The plastic (fiber glass and epoxy resin) skis are quiet on ice, have the flexibility needed for deep powder and have a fast rate of return to normal position without vibration. Fiber glass has been used successfully in boats, bows and guns, and epoxy resin in rocket tips. There is every reason to believe that these materials will be equally successful in skis Following are some examples of plastic skis now available on the market.

The Swift Fiberglass ski is being imported by Hedlund from West Germany for the first time. Its front and tail sections are of solid reinforced fiber glass (upper right) for resiliency, while the center section (lower right) has a laminated hardwood core encased in fiber glass. The ski costs $129.50 and the flex and turning characteristics are of exceptionally high quality, making a good riding ski in all types of snow for skiers of varying ability.

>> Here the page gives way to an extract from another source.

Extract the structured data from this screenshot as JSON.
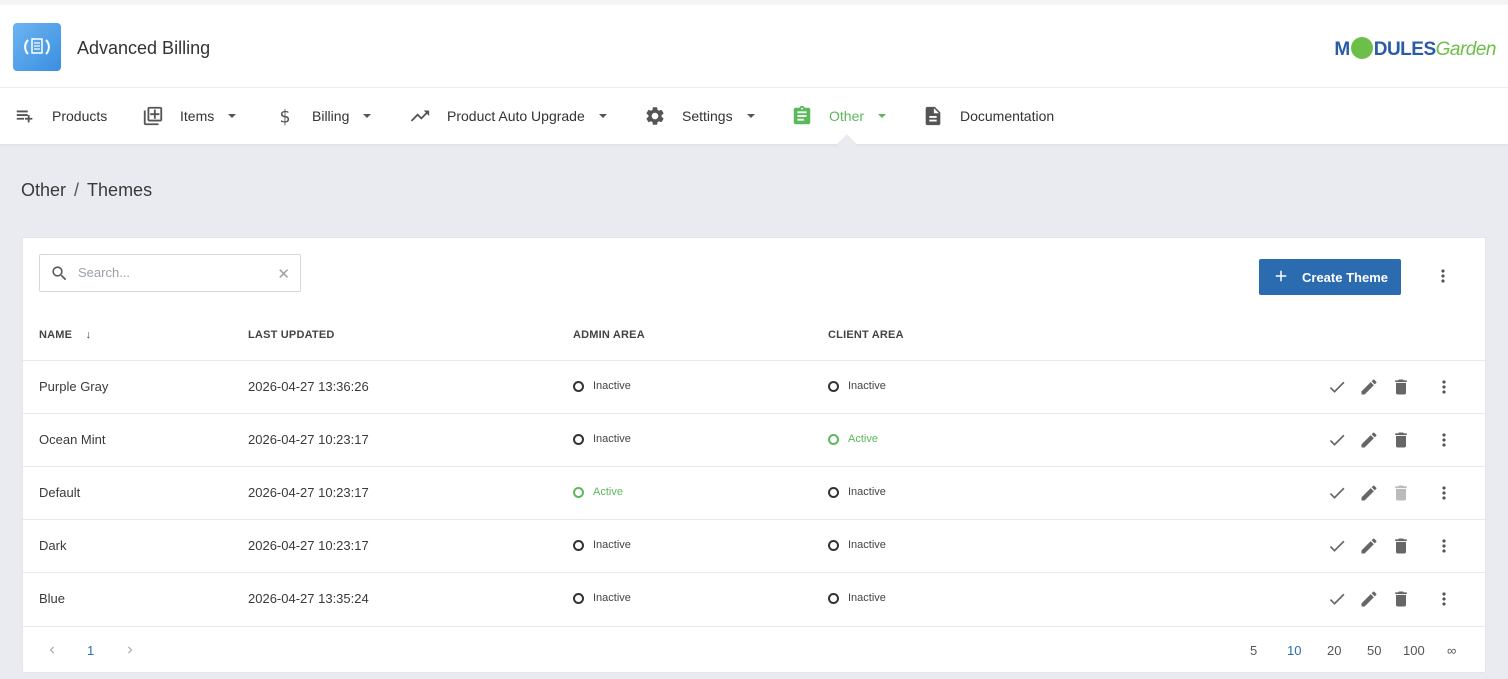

The Plymold Glasski sells for $105, with hidden edges, $130. A solid wood core runs the length of the ski with reinforced fiberglass sections on the top and bottom (above right). The polyethylene running surface is specially treated so that it can be bonded directly to the ski. Skiers who have tested them say they handle well in all snow conditions, are extremely durable, and do not fatigue. The ski is in direct contact with the snow at all times; because of the quality of its fiber glass this ski has fast recovery to its normal position after being flexed, and it remains inert after returning to the normal position.

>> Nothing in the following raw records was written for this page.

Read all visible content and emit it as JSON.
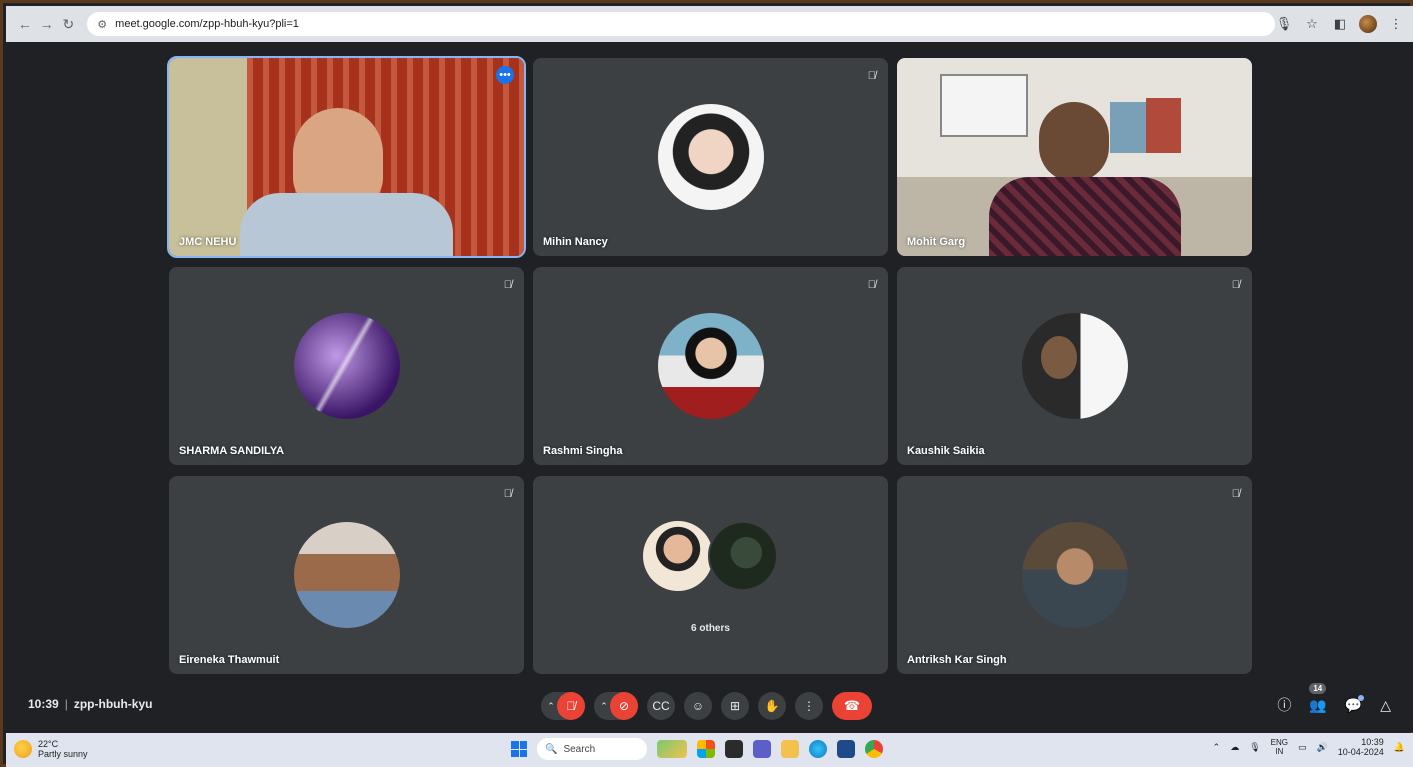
{
  "browser": {
    "url": "meet.google.com/zpp-hbuh-kyu?pli=1"
  },
  "tiles": [
    {
      "name": "JMC NEHU"
    },
    {
      "name": "Mihin Nancy"
    },
    {
      "name": "Mohit Garg"
    },
    {
      "name": "SHARMA SANDILYA"
    },
    {
      "name": "Rashmi Singha"
    },
    {
      "name": "Kaushik Saikia"
    },
    {
      "name": "Eireneka Thawmuit"
    },
    {
      "name": "6 others"
    },
    {
      "name": "Antriksh Kar Singh"
    }
  ],
  "meeting": {
    "time": "10:39",
    "separator": "|",
    "code": "zpp-hbuh-kyu",
    "participant_count": "14"
  },
  "taskbar": {
    "temperature": "22°C",
    "weather": "Partly sunny",
    "search_label": "Search",
    "lang_top": "ENG",
    "lang_bottom": "IN",
    "clock_time": "10:39",
    "clock_date": "10-04-2024"
  },
  "colors": {
    "accent": "#1a73e8",
    "end_call": "#ea4335",
    "tile_bg": "#3c4043",
    "meet_bg": "#202124"
  }
}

The Kneissl White Star plastic ski is designed for racers and recreational skiers alike. All models have a polyethylene base, hidden edges and a year's guarantee against breakage and defects. Plastic to Kneissl means epoxy resin. Epoxy sheets, said to have 10 times as much resiliency as aluminum, are fused on a wood skeleton core with air chambers (above right) by means of liquid epoxy resin. The result is a ski that-so it is claimed-doesn't fatigue, has elasticity and flexibility and is practically unbreakable. Due to its elasticity the ski levels out any unevenness of the ground, and it rides with ease and speed even in deep snow. There is no swerving to the side in deep powder; the ski is easily maneuverable and it grips on ice. Being insensitive to temperature changes, it doesn't warp or lose its camber. In spite of the alarming terminology—suggestive of Dr. Faustus and the witches' scenes in Macbeth—the working of the ski is simplicity itself. The ski costs $195—which makes it the Rolls-Royce of the ski industry.

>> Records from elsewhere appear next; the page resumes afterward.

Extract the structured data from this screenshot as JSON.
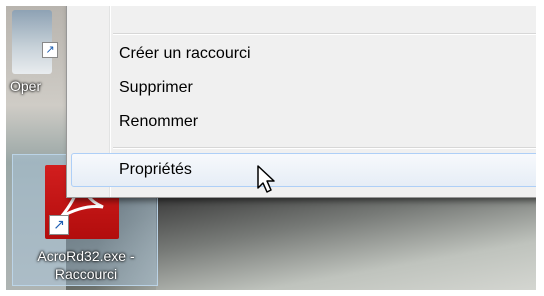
{
  "desktop": {
    "top_icon_label": "Oper",
    "selected_icon_label_line1": "AcroRd32.exe -",
    "selected_icon_label_line2": "Raccourci"
  },
  "context_menu": {
    "items": [
      {
        "label": "Créer un raccourci"
      },
      {
        "label": "Supprimer"
      },
      {
        "label": "Renommer"
      },
      {
        "label": "Propriétés"
      }
    ],
    "highlighted_item": "Propriétés"
  },
  "colors": {
    "menu_background": "#f0f0f0",
    "highlight_border": "#aecff7",
    "pdf_icon_red": "#c41414"
  },
  "icons": [
    "shortcut-arrow-icon",
    "pdf-icon",
    "mouse-pointer-icon"
  ]
}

Scott-USA is bringing out a lightweight steel pole (S23.95) to compete with the company's own successful aluminum model. After three winters they found that aluminum can be scratched and cut by the sharp ski edges. Scott's solution, after a season of testing by FIS team members, is a steel not only as strong but as light as aluminum and many times more durable. The new lightweight pole does not have the usual inserted steel point but is one piece from its canted pistol grip to the tip (dotted line above). This naturally reduces weight at the critical location, the bottom end, and makes the point lighter, neater looking and immune to loosening and falling out.

Hjalmar Hvam, the pioneer of the safety binding, has refined his Saf-Ski toe release. The Hvam toe piece ($7.95) is designed specifically for skiers of all weights, guaranteed not to freeze—and most important of all—is automatic. This eliminates the danger of a skier improperly setting the release mechanism (the cause of many ski injuries) and makes it easy to get in and out of. The toe swivel must move slightly downward before it can rotate to release. When a skier spills, the upward pressure is removed and the boot comes out of the toe binding (arrow above). The catchy slogan, "Hvoom with Hvam and have no fear," appears to have some merit.